• What the exercise asks:
Here are some records; return them all exactly.

Items from an interface collection:
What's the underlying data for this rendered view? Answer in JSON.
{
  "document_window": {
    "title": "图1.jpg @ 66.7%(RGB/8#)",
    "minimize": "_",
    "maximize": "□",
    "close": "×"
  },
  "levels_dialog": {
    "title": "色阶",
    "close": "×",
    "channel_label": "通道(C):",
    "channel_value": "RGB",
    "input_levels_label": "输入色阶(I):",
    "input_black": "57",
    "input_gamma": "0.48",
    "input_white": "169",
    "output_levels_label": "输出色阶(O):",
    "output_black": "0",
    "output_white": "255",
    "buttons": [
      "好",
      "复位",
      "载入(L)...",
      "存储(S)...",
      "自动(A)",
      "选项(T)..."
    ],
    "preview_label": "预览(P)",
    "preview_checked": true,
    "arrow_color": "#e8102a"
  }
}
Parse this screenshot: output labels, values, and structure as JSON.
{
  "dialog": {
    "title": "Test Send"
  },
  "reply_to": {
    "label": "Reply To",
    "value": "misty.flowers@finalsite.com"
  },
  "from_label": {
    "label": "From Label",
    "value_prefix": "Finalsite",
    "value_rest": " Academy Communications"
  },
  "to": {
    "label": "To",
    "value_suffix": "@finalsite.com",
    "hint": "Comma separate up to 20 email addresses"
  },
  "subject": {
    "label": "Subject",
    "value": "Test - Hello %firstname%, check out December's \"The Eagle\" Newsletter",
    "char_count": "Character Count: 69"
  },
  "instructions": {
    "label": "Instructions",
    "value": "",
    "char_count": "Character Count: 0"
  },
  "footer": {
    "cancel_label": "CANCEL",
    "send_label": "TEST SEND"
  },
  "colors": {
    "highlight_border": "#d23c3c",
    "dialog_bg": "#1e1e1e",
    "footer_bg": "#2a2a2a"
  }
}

• Exercise output:
What's the underlying data for this rendered view? Answer in JSON.
{
  "document_window": {
    "title": "图1.jpg @ 66.7%(RGB/8#)",
    "minimize": "_",
    "maximize": "□",
    "close": "×"
  },
  "levels_dialog": {
    "title": "色阶",
    "close": "×",
    "channel_label": "通道(C):",
    "channel_value": "RGB",
    "input_levels_label": "输入色阶(I):",
    "input_black": "57",
    "input_gamma": "0.48",
    "input_white": "169",
    "output_levels_label": "输出色阶(O):",
    "output_black": "0",
    "output_white": "255",
    "buttons": [
      "好",
      "复位",
      "载入(L)...",
      "存储(S)...",
      "自动(A)",
      "选项(T)..."
    ],
    "preview_label": "预览(P)",
    "preview_checked": true,
    "arrow_color": "#e8102a"
  }
}
Parse this screenshot: output labels, values, and structure as JSON.
{
  "dialog": {
    "title": "Test Send"
  },
  "reply_to": {
    "label": "Reply To",
    "value": "misty.flowers@finalsite.com"
  },
  "from_label": {
    "label": "From Label",
    "value_prefix": "Finalsite",
    "value_rest": " Academy Communications"
  },
  "to": {
    "label": "To",
    "value_suffix": "@finalsite.com",
    "hint": "Comma separate up to 20 email addresses"
  },
  "subject": {
    "label": "Subject",
    "value": "Test - Hello %firstname%, check out December's \"The Eagle\" Newsletter",
    "char_count": "Character Count: 69"
  },
  "instructions": {
    "label": "Instructions",
    "value": "",
    "char_count": "Character Count: 0"
  },
  "footer": {
    "cancel_label": "CANCEL",
    "send_label": "TEST SEND"
  },
  "colors": {
    "highlight_border": "#d23c3c",
    "dialog_bg": "#1e1e1e",
    "footer_bg": "#2a2a2a"
  }
}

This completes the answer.